Tranquility, 2019, from the series 'Stories from Kameoka' (Kameoka Monogatari). 30 x 40 cm, gouache on Fabriano 200 gram cold press watercolour paper.
Stories from Kameoka’ is a project in which –besides a view of Kameoka- I hope to offer an ode and a glimpse into the normal, ‘everyday’ Japan. The title of this project is a reference to a Japanese novel, which is also seen as the first modern novel in the world. ‘Genji Monogatari’ (The Tale of Genji) was written in the early 11th century, presumably by maid Murasaki Shikibu. The story is an epic about Prince Genji, describing the customs of the aristocratic society and Genji's love affairs.
In contrast, ‘Stories from Kameoka’ takes place in Kameoka: a small city in Japan, where at first glance there is maybe ‘nothing special’. The shared stories and painted portraits are of Kamejin: people living in Kameoka.
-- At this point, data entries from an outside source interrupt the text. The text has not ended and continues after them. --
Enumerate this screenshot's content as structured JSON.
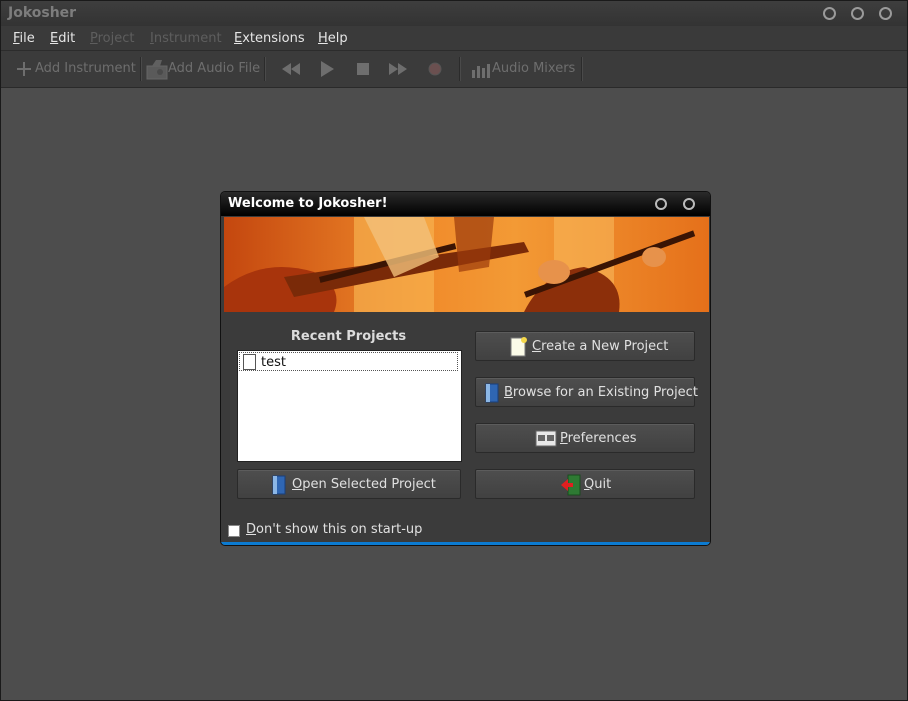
{
  "window": {
    "title": "Jokosher"
  },
  "menu": [
    {
      "key": "F",
      "rest": "ile",
      "enabled": true
    },
    {
      "key": "E",
      "rest": "dit",
      "enabled": true
    },
    {
      "key": "P",
      "rest": "roject",
      "enabled": false
    },
    {
      "key": "I",
      "rest": "nstrument",
      "enabled": false
    },
    {
      "key": "E",
      "rest": "xtensions",
      "enabled": true
    },
    {
      "key": "H",
      "rest": "elp",
      "enabled": true
    }
  ],
  "toolbar": {
    "add_instrument": "Add Instrument",
    "add_audio_file": "Add Audio File",
    "audio_mixers": "Audio Mixers",
    "icons": [
      "plus-icon",
      "audio-file-icon",
      "rewind-icon",
      "play-icon",
      "stop-icon",
      "fast-forward-icon",
      "record-icon",
      "mixer-icon"
    ]
  },
  "dialog": {
    "title": "Welcome to Jokosher!",
    "recent_label": "Recent Projects",
    "recent_projects": [
      "test"
    ],
    "open_selected": {
      "key": "O",
      "rest": "pen Selected Project"
    },
    "create_new": {
      "key": "C",
      "rest": "reate a New Project"
    },
    "browse": {
      "key": "B",
      "rest": "rowse for an Existing Project"
    },
    "preferences": {
      "key": "P",
      "rest": "references"
    },
    "quit": {
      "key": "Q",
      "rest": "uit"
    },
    "dont_show": {
      "key": "D",
      "rest": "on't show this on start-up",
      "checked": false
    }
  },
  "colors": {
    "background": "#4d4d4d",
    "accent": "#0c7bd1",
    "banner": "#e06a10"
  }
}
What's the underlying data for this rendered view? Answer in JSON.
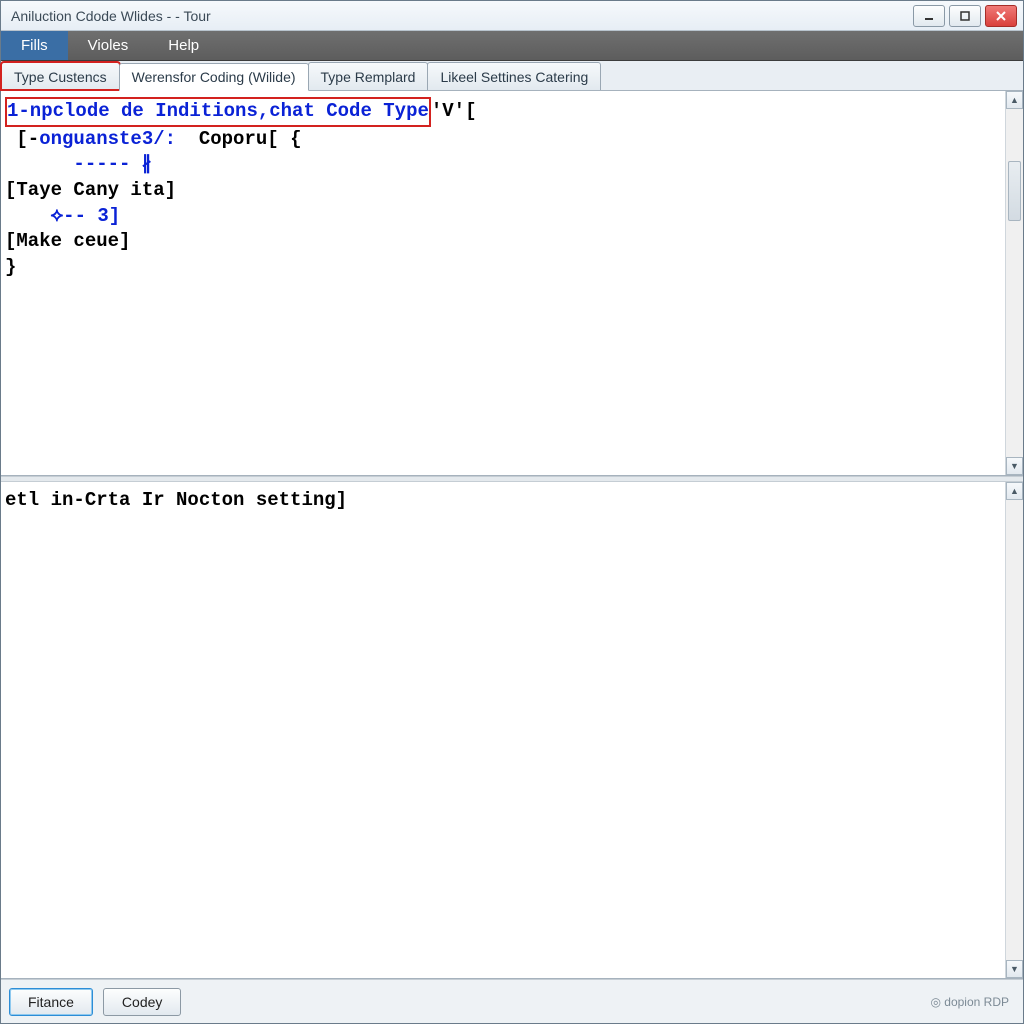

Staying in Kameoka, for me there was a focus on the ordinary, the ‘everyday’. Pausing and looking at things that might be considered as being ‘nothing special’, allowed for another way of looking at the world. Slowing down you notice things that usually go by unnoticed and re-discover the beauty of the (extra)ordinary.
Anna Namikawa’s favourite place in Kameoka is an empty field. “There is nothing, there is no one”. Maybe, these moments and places of silence, of ‘nothingness’ actually are very meaningful and rich.